    Walter genuinely believes federal courts are a better forum for consumer plaintiffs.


    Just drop the pretense: occasionally improving a settlement is an incidental benefit; by and large, you want to destroy class actions, but you claim to be “consumer advocates.”

  • This argument is more mean spirited than it should be. Let’s change gears and work together to find creative ideas to get Ted’s girlfriend to stop complaining about how much time she gets with him. If that domino falls, I think the others will too.

  • Sorry, guy. I grew up wanting to be the next Ralph Nader or Marvin Zindler, reading Consumer Reports cover to cover; you can find early 1990s Usenet posts on line where I parroted the anti tort reform talking points. Then I saw the legal system firsthand and discovered how badly the civil justice system was hurting consumers, and you get the consumer advocate you see today. If all I cared about was saving defendants’ bacon, I wouldn’t have repped plaintiffs in NVIDIA, or Classmates.com, or Dewey v VW.

    I have lots and lots of ideas in lots and lots of areas I don’t act on. I neither have the hours of the day nor the minions to execute more than a small fraction of my ideas. I can let that frustrate and paralyze me, or I can act on the ideas I find most fun and rewarding. I’ve discovered I’m happier in life when I’m doing things I like to do. I like being my own boss and master of my own schedule, like appellate work where I get to make only the arguments I believe are Platonically correct, and like preventing lawyers from ripping off their clients; I don’t like negotiating non-disclosure agreements and cold-calling strangers, asking people for favors, dealing with discovery disputes or junior associates with easily bruised egos, or being too busy to play video games. (Cf. Jonathan Rauch on introversion.) Someday a smart and honest plaintiffs’ lawyer will persuade me to trust him, sit down with me for ten hours, and make us both a lot of money. Max would apparently prefer to persuade me not to trust him by gratuitously insulting me and calling me a liar in the face of plenty of evidence I’m telling the truth.
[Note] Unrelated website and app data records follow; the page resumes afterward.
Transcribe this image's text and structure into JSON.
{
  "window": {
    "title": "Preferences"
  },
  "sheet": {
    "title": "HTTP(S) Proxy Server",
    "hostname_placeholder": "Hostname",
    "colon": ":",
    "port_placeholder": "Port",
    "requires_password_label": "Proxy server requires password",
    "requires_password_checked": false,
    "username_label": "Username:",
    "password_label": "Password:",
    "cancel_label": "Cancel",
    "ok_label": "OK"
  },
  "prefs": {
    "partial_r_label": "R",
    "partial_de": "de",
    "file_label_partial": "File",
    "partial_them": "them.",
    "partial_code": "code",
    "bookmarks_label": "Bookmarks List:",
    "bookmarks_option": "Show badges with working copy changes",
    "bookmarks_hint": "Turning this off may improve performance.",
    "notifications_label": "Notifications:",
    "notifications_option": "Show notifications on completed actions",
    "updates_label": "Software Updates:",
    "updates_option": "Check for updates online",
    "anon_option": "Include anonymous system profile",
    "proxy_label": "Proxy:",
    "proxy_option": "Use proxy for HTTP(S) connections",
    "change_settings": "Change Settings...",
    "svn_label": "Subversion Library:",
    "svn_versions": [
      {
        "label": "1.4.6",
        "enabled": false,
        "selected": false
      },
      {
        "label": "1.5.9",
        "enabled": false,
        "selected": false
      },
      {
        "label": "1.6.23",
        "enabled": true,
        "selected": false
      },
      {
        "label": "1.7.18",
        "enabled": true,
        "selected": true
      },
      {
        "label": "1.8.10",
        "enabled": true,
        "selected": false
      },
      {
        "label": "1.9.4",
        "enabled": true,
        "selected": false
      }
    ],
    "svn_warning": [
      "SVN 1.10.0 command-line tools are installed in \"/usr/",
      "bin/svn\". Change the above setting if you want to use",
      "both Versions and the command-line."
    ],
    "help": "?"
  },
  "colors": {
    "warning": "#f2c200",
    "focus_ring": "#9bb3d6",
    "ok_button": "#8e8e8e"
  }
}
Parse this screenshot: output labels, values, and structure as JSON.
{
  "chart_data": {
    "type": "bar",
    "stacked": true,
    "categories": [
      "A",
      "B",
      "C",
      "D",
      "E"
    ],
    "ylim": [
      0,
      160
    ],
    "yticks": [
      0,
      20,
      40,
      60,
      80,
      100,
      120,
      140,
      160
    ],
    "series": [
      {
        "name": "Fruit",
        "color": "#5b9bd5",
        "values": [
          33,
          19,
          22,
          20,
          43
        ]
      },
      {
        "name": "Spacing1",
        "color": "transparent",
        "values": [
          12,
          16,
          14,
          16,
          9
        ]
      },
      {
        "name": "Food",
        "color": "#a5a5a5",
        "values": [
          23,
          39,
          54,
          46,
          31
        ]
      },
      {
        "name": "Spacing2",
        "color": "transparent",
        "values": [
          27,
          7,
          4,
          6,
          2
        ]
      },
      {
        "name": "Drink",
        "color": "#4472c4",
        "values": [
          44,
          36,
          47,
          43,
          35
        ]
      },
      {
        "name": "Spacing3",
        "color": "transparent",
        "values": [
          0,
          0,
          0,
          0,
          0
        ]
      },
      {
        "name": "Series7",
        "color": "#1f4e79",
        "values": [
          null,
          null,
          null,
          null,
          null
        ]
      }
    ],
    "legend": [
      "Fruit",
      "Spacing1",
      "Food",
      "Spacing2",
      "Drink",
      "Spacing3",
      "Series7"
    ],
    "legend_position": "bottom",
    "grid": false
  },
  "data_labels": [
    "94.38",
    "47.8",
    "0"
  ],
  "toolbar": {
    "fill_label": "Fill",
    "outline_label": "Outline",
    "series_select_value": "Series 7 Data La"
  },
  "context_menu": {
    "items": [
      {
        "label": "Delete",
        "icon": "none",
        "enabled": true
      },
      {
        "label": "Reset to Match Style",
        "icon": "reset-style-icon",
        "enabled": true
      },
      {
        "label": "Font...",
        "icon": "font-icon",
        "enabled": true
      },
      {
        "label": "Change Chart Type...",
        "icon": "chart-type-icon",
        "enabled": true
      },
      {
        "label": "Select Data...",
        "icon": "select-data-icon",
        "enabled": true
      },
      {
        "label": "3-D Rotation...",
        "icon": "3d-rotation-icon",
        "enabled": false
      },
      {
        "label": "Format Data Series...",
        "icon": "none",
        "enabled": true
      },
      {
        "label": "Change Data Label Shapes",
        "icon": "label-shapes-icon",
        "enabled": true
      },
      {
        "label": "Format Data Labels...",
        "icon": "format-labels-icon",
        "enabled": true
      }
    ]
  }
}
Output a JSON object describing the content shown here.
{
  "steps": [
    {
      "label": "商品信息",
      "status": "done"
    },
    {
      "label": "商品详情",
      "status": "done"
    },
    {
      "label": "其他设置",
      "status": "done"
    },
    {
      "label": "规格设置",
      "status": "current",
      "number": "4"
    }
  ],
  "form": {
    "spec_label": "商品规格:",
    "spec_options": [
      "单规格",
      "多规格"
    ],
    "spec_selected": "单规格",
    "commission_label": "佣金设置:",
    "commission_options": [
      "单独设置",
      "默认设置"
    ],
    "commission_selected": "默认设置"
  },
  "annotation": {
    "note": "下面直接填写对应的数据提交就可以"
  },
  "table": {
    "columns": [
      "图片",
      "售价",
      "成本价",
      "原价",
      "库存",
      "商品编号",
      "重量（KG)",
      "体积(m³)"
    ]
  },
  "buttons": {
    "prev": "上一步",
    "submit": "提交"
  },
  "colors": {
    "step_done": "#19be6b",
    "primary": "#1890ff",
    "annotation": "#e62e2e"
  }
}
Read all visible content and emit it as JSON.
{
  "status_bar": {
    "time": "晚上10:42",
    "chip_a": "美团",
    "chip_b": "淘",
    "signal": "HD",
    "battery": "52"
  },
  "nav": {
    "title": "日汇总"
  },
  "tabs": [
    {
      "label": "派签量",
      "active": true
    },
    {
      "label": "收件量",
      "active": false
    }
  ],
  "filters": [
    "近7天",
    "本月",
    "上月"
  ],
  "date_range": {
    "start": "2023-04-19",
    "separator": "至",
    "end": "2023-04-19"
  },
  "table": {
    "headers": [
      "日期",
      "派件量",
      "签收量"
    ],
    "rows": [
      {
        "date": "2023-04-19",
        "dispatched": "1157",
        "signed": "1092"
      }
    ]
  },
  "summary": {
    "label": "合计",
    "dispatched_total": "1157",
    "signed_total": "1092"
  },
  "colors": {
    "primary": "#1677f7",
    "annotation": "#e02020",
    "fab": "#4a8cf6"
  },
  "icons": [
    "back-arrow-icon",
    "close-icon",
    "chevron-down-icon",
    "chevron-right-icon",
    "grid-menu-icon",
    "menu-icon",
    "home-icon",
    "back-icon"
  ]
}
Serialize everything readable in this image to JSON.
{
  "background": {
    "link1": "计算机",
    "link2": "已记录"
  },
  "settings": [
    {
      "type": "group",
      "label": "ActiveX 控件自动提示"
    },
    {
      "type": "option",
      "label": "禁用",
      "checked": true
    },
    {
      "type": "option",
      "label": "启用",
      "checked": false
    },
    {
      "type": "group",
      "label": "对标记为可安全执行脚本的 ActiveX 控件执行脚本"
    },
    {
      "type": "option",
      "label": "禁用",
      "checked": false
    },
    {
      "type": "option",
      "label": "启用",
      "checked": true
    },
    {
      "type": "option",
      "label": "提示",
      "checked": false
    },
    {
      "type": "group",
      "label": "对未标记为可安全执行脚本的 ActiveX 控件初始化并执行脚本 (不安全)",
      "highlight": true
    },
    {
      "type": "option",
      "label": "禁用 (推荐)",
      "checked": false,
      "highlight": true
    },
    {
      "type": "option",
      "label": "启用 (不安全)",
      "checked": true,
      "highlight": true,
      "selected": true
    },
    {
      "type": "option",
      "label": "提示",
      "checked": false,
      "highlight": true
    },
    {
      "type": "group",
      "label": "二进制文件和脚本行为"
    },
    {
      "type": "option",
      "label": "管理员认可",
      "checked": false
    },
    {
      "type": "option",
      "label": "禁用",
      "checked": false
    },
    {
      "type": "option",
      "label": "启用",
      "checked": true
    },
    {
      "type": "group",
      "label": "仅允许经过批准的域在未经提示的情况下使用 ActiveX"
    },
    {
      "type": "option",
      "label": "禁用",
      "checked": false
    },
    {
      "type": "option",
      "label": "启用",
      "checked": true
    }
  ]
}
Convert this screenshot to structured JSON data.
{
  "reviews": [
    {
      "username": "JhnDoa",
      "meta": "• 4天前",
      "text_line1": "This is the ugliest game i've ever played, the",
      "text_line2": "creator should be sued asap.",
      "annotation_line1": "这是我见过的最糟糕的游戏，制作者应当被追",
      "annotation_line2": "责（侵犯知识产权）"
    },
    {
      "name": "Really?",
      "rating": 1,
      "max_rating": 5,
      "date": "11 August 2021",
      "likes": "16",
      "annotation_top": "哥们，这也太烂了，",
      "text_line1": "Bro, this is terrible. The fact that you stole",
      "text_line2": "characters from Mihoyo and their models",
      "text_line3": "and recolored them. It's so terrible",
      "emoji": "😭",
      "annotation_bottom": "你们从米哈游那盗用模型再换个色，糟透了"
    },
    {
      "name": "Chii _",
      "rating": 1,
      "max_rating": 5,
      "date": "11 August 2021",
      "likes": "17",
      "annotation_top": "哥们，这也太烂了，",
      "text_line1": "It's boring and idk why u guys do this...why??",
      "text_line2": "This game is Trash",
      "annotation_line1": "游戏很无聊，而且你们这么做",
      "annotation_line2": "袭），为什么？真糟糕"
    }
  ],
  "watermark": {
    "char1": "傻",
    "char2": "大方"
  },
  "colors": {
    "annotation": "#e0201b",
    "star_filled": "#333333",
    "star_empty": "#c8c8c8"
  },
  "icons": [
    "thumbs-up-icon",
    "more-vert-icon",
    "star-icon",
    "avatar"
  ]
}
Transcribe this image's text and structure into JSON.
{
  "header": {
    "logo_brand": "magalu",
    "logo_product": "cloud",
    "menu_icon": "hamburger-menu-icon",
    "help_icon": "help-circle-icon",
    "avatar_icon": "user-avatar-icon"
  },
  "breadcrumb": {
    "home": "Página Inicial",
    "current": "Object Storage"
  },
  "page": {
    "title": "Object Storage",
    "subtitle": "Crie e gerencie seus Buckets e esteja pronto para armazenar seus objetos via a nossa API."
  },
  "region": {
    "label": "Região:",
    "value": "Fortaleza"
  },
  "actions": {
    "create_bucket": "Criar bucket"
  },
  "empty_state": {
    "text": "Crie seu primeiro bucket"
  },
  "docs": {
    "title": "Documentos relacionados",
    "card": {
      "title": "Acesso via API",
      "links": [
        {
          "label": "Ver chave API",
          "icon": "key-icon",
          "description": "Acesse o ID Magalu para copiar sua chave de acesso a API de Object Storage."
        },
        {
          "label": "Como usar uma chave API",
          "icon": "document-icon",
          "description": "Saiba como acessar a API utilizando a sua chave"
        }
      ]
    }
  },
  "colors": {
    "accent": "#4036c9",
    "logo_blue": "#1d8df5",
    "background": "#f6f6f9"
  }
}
  • In his updated blog post, Max states about this thread: “Ted slyly avoids answering in those comments if he thinks class actions should be abolished.” I honestly thought I answered that question in comments 13 and 20 above, as well as in published interviews with the Wall Street Journal and legal newspapers, but I’ll explicitly state it so that Max can’t claim otherwise: I don’t think class actions should be abolished.

  • I do believe that Class Action Lawsuitsa should be, if not abolished completely, then circumscribed in such a manner that there truly is a commonality of claimants and be limited to Federal Court

    As one who has been the “beneficiary” of several class actions, where I saw stocks in which I had invested lose 15-40% of their value, in exchange for which I received coupons for $5 off on the purchase of a 757 or a miniature submarine, I don’t see how anyone can say with a straight face, that the plaintiff bar is doing anything other than lining the pockets of its members

    I expect Max to dissent – he’s a brave lawyer who accepts comments on his own blog – but only if you agree with him. He isn’t brave enough to admit when he’s wrong
    Ron Miller said
    “Yes, DEM, trial lawyers are in only for the money, as opposed to doctors, Indian chiefs, defense lawyers and plumbers. ”

    I agree but at least doctors, plumbers and Indian chiefs don’t spout off pious nonsense about seeking justice for the victims